  13. Those look nice indeed. Aarghh, I'd like to test Prorender, but I suppose I will have to get a more modern GPU first. Well, yet another incentive to do so (and my birthday is coming up, so...)
  14. For those interested to test-drive the new Radeon Prorender render engine: it was just released today for Blender. A manual is provided, and Blender is free - so here is your chance to check out Prorender now, while we wait for it to be integrated completely in C4d R20. No Mac version, though? When you install Prorender for Blender, it will ask you to register to receive a key. No need for that, it is the same key for everyone: GPUOpen2016 http://pro.radeon.com/en-us/radeon-prorender-for-blender-and-solidworks-now-available/ Even a Cycles to Prorender material converter is provided, as well as a built-in material library. Unfortunately my old GTX 590 GPU is blacklisted... I really need to get a GTX1080 soon
  15. BodyPaint is the sole reason I keep my old Cinema4d license. This update is a bit disappointing, to be honest - MAXON had a DECADE to work on improving BodyPaint, and they completely dropped the ball: they could have had the market cornered. Instead, players such as Substance Painter and Mari appeared. And In the meantime ONE man in the scope of the past five months developed a BodyPaint "clone" in Blender with options like procedural texture layers and adjustment layers! It will be released next week: I'll be getting that, and I can say my BodyPaint dependency finally goodbye. :-) And it looks like it's easier to use as well. Lately a flurry of interesting (many forward-thinking) add-ons for Blender keep appearing.
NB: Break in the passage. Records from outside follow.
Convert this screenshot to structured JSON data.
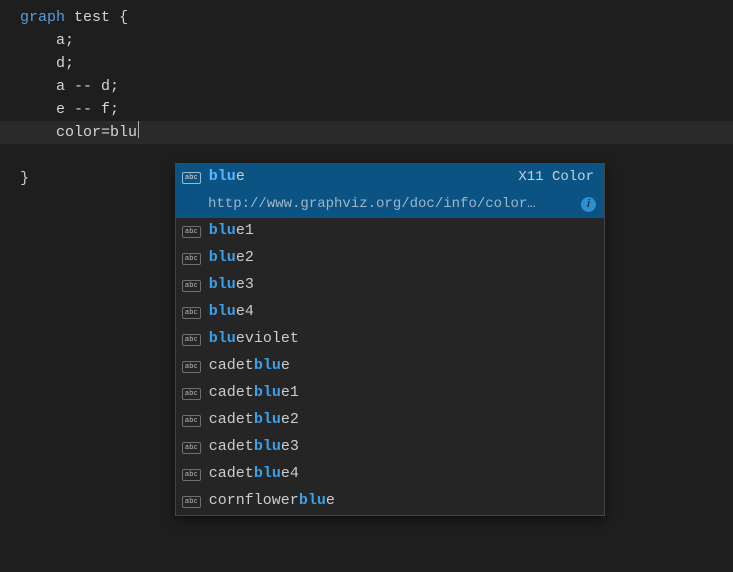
{
  "code": {
    "keyword": "graph",
    "graphName": "test",
    "openBrace": "{",
    "closeBrace": "}",
    "lines": {
      "l1": "a;",
      "l2": "d;",
      "l3": "a -- d;",
      "l4": "e -- f;",
      "l5_attr": "color=",
      "l5_typed": "blu"
    }
  },
  "suggest": {
    "selected": {
      "pre": "blu",
      "post": "e",
      "kind": "X11 Color",
      "detailUrl": "http://www.graphviz.org/doc/info/color…"
    },
    "items": [
      {
        "pre": "blu",
        "post": "e1"
      },
      {
        "pre": "blu",
        "post": "e2"
      },
      {
        "pre": "blu",
        "post": "e3"
      },
      {
        "pre": "blu",
        "post": "e4"
      },
      {
        "pre": "blu",
        "post": "eviolet"
      },
      {
        "preText": "cadet",
        "match": "blu",
        "post": "e"
      },
      {
        "preText": "cadet",
        "match": "blu",
        "post": "e1"
      },
      {
        "preText": "cadet",
        "match": "blu",
        "post": "e2"
      },
      {
        "preText": "cadet",
        "match": "blu",
        "post": "e3"
      },
      {
        "preText": "cadet",
        "match": "blu",
        "post": "e4"
      },
      {
        "preText": "cornflower",
        "match": "blu",
        "post": "e"
      }
    ],
    "iconText": "abc",
    "infoGlyph": "i"
  }
}
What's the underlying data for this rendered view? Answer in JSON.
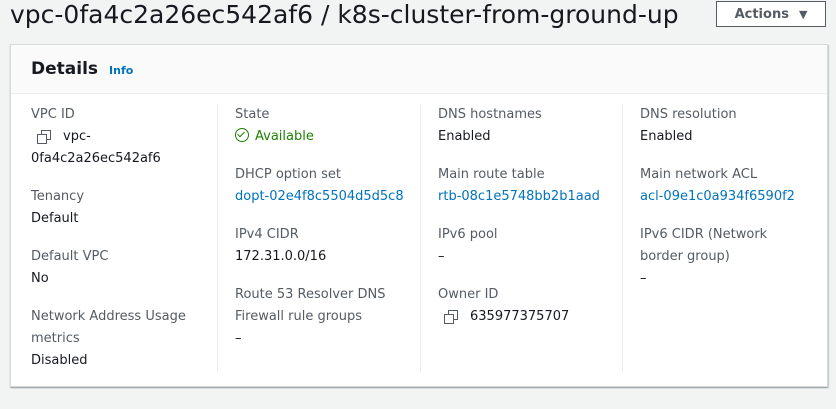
{
  "page": {
    "title": "vpc-0fa4c2a26ec542af6 / k8s-cluster-from-ground-up",
    "actions_label": "Actions"
  },
  "details": {
    "title": "Details",
    "info_label": "Info",
    "vpc_id_label": "VPC ID",
    "vpc_id_line1": "vpc-",
    "vpc_id_line2": "0fa4c2a26ec542af6",
    "tenancy_label": "Tenancy",
    "tenancy_value": "Default",
    "default_vpc_label": "Default VPC",
    "default_vpc_value": "No",
    "nau_label_line1": "Network Address Usage",
    "nau_label_line2": "metrics",
    "nau_value": "Disabled",
    "state_label": "State",
    "state_value": "Available",
    "dhcp_label": "DHCP option set",
    "dhcp_value": "dopt-02e4f8c5504d5d5c8",
    "ipv4_label": "IPv4 CIDR",
    "ipv4_value": "172.31.0.0/16",
    "r53_label_line1": "Route 53 Resolver DNS",
    "r53_label_line2": "Firewall rule groups",
    "r53_value": "–",
    "dns_hostnames_label": "DNS hostnames",
    "dns_hostnames_value": "Enabled",
    "main_route_label": "Main route table",
    "main_route_value": "rtb-08c1e5748bb2b1aad",
    "ipv6_pool_label": "IPv6 pool",
    "ipv6_pool_value": "–",
    "owner_label": "Owner ID",
    "owner_value": "635977375707",
    "dns_resolution_label": "DNS resolution",
    "dns_resolution_value": "Enabled",
    "main_acl_label": "Main network ACL",
    "main_acl_value": "acl-09e1c0a934f6590f2",
    "ipv6_cidr_label_line1": "IPv6 CIDR (Network",
    "ipv6_cidr_label_line2": "border group)",
    "ipv6_cidr_value": "–"
  },
  "colors": {
    "link": "#0073bb",
    "status_ok": "#1d8102",
    "label": "#545b64",
    "page_bg": "#f2f3f3"
  },
  "icons": [
    "copy-icon",
    "status-available-icon",
    "caret-down-icon"
  ]
}
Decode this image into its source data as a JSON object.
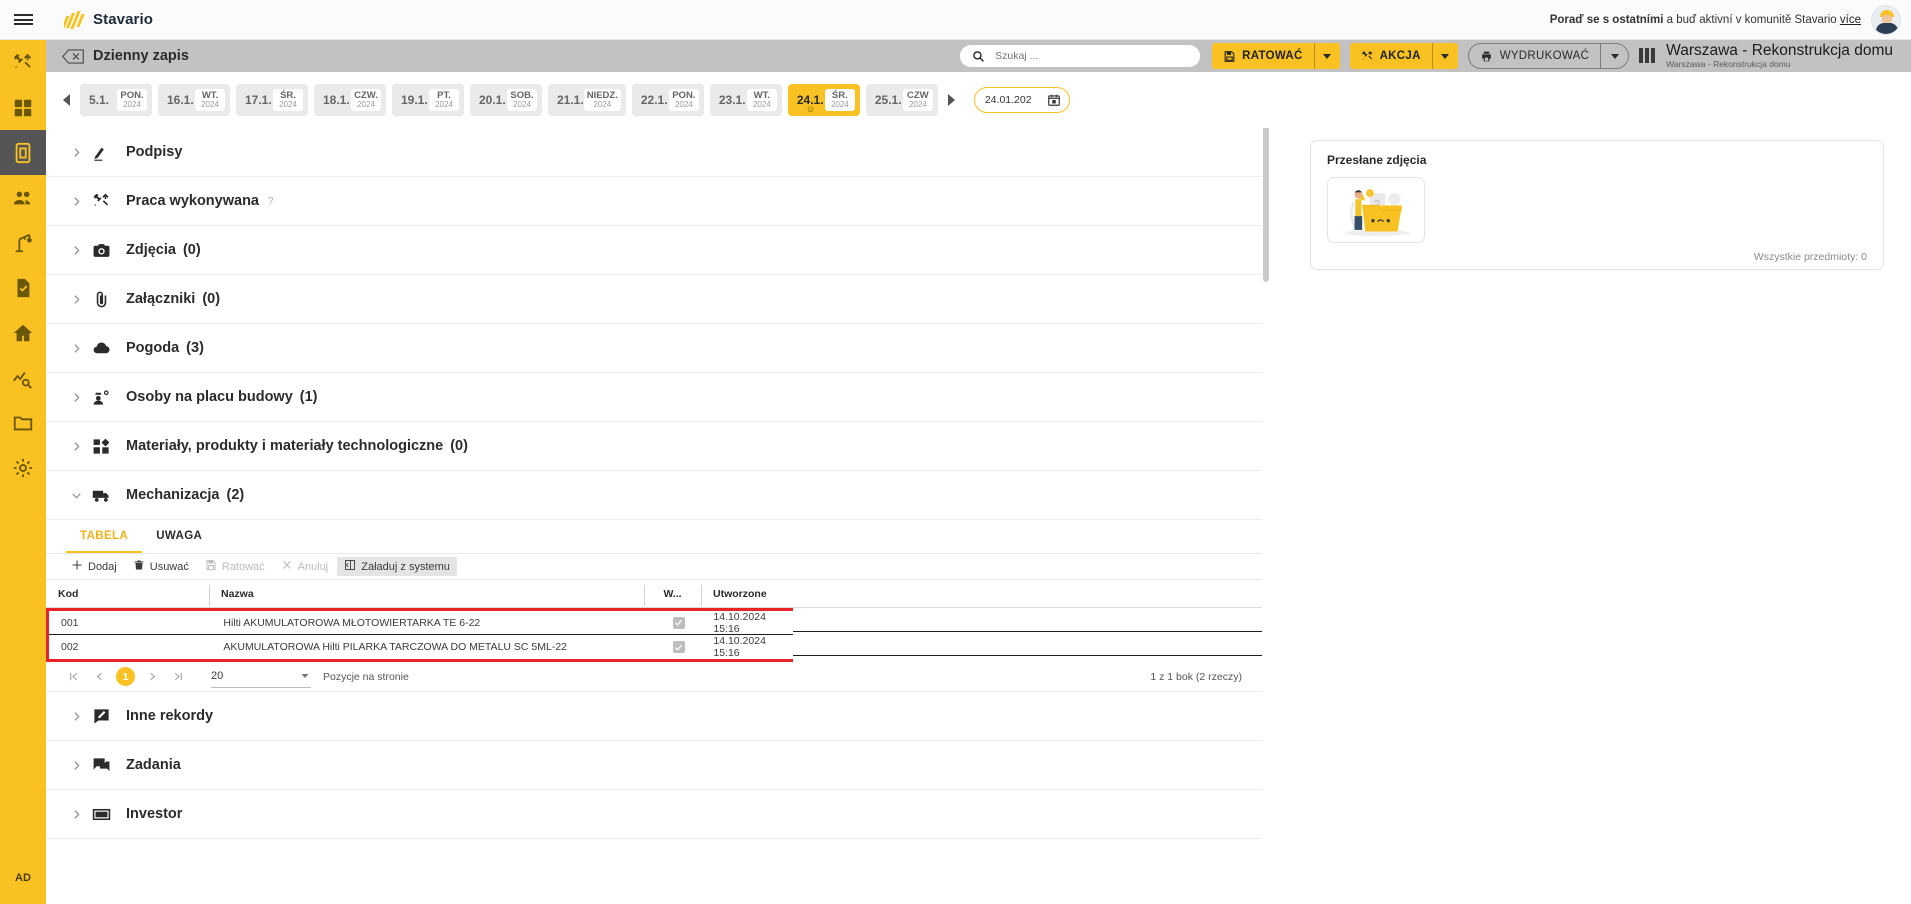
{
  "app": {
    "brand": "Stavario",
    "hamburger_label": "menu-toggle",
    "promo_bold": "Poraď se s ostatními",
    "promo_rest": " a buď aktivní v komunitě Stavario ",
    "promo_more": "více"
  },
  "sidebar": {
    "items": [
      {
        "name": "tools",
        "icon": "tools-icon",
        "active": false
      },
      {
        "name": "dashboard",
        "icon": "grid-icon",
        "active": false
      },
      {
        "name": "diary",
        "icon": "diary-icon",
        "active": true
      },
      {
        "name": "employees",
        "icon": "people-icon",
        "active": false
      },
      {
        "name": "machines",
        "icon": "crane-icon",
        "active": false
      },
      {
        "name": "documents-check",
        "icon": "doc-check-icon",
        "active": false
      },
      {
        "name": "home",
        "icon": "home-icon",
        "active": false
      },
      {
        "name": "reports",
        "icon": "chart-search-icon",
        "active": false
      },
      {
        "name": "folder",
        "icon": "folder-icon",
        "active": false
      },
      {
        "name": "settings",
        "icon": "gear-icon",
        "active": false
      }
    ],
    "badge": "AD"
  },
  "subheader": {
    "page_title": "Dzienny zapis",
    "search": {
      "placeholder": "Szukaj ...",
      "value": ""
    },
    "save_label": "RATOWAĆ",
    "action_label": "AKCJA",
    "print_label": "WYDRUKOWAĆ",
    "project_title": "Warszawa - Rekonstrukcja domu",
    "project_subtitle": "Warszawa - Rekonstrukcja domu"
  },
  "datestrip": {
    "days": [
      {
        "num": "5.1.",
        "dow": "PON.",
        "year": "2024",
        "selected": false
      },
      {
        "num": "16.1.",
        "dow": "WT.",
        "year": "2024",
        "selected": false
      },
      {
        "num": "17.1.",
        "dow": "ŚR.",
        "year": "2024",
        "selected": false
      },
      {
        "num": "18.1.",
        "dow": "CZW.",
        "year": "2024",
        "selected": false
      },
      {
        "num": "19.1.",
        "dow": "PT.",
        "year": "2024",
        "selected": false
      },
      {
        "num": "20.1.",
        "dow": "SOB.",
        "year": "2024",
        "selected": false
      },
      {
        "num": "21.1.",
        "dow": "NIEDZ.",
        "year": "2024",
        "selected": false
      },
      {
        "num": "22.1.",
        "dow": "PON.",
        "year": "2024",
        "selected": false
      },
      {
        "num": "23.1.",
        "dow": "WT.",
        "year": "2024",
        "selected": false
      },
      {
        "num": "24.1.",
        "dow": "ŚR.",
        "year": "2024",
        "selected": true
      },
      {
        "num": "25.1.",
        "dow": "CZW",
        "year": "2024",
        "selected": false
      }
    ],
    "date_value": "24.01.202"
  },
  "sections": [
    {
      "label": "Podpisy",
      "count": "",
      "icon": "signature-icon",
      "help": "",
      "expanded": false
    },
    {
      "label": "Praca wykonywana",
      "count": "",
      "icon": "tools-icon",
      "help": "?",
      "expanded": false
    },
    {
      "label": "Zdjęcia",
      "count": "(0)",
      "icon": "camera-icon",
      "help": "",
      "expanded": false
    },
    {
      "label": "Załączniki",
      "count": "(0)",
      "icon": "paperclip-icon",
      "help": "",
      "expanded": false
    },
    {
      "label": "Pogoda",
      "count": "(3)",
      "icon": "cloud-icon",
      "help": "",
      "expanded": false
    },
    {
      "label": "Osoby na placu budowy",
      "count": "(1)",
      "icon": "worker-icon",
      "help": "",
      "expanded": false
    },
    {
      "label": "Materiały, produkty i materiały technologiczne",
      "count": "(0)",
      "icon": "blocks-icon",
      "help": "",
      "expanded": false
    },
    {
      "label": "Mechanizacja",
      "count": "(2)",
      "icon": "truck-icon",
      "help": "",
      "expanded": true
    }
  ],
  "sections_bottom": [
    {
      "label": "Inne rekordy",
      "count": "",
      "icon": "note-icon",
      "expanded": false
    },
    {
      "label": "Zadania",
      "count": "",
      "icon": "comments-icon",
      "expanded": false
    },
    {
      "label": "Investor",
      "count": "",
      "icon": "money-icon",
      "expanded": false
    }
  ],
  "mechanizacja": {
    "tabs": [
      {
        "label": "TABELA",
        "active": true
      },
      {
        "label": "UWAGA",
        "active": false
      }
    ],
    "toolbar": [
      {
        "label": "Dodaj",
        "icon": "plus-icon",
        "disabled": false,
        "boxed": false
      },
      {
        "label": "Usuwać",
        "icon": "trash-icon",
        "disabled": false,
        "boxed": false
      },
      {
        "label": "Ratować",
        "icon": "save-icon",
        "disabled": true,
        "boxed": false
      },
      {
        "label": "Anuluj",
        "icon": "close-icon",
        "disabled": true,
        "boxed": false
      },
      {
        "label": "Załaduj z systemu",
        "icon": "import-icon",
        "disabled": false,
        "boxed": true
      }
    ],
    "columns": [
      "Kod",
      "Nazwa",
      "W...",
      "Utworzone"
    ],
    "rows": [
      {
        "kod": "001",
        "nazwa": "Hilti AKUMULATOROWA MŁOTOWIERTARKA TE 6-22",
        "w": true,
        "utworzone": "14.10.2024 15:16"
      },
      {
        "kod": "002",
        "nazwa": "AKUMULATOROWA Hilti PILARKA TARCZOWA DO METALU SC 5ML-22",
        "w": true,
        "utworzone": "14.10.2024 15:16"
      }
    ],
    "pager": {
      "current_page": "1",
      "page_size": "20",
      "page_size_label": "Pozycje na stronie",
      "summary": "1 z 1 bok (2 rzeczy)"
    },
    "highlight_color": "#e8232a"
  },
  "right_panel": {
    "title": "Przesłane zdjęcia",
    "total_label": "Wszystkie przedmioty: 0",
    "thumb_name": "empty-folder-illustration"
  },
  "colors": {
    "brand_yellow": "#f9c222",
    "subheader_gray": "#c2c2c2",
    "highlight_red": "#e8232a"
  }
}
Available either for free or a dime. The same developer released an asset sketcher with PhysX Painter features last year.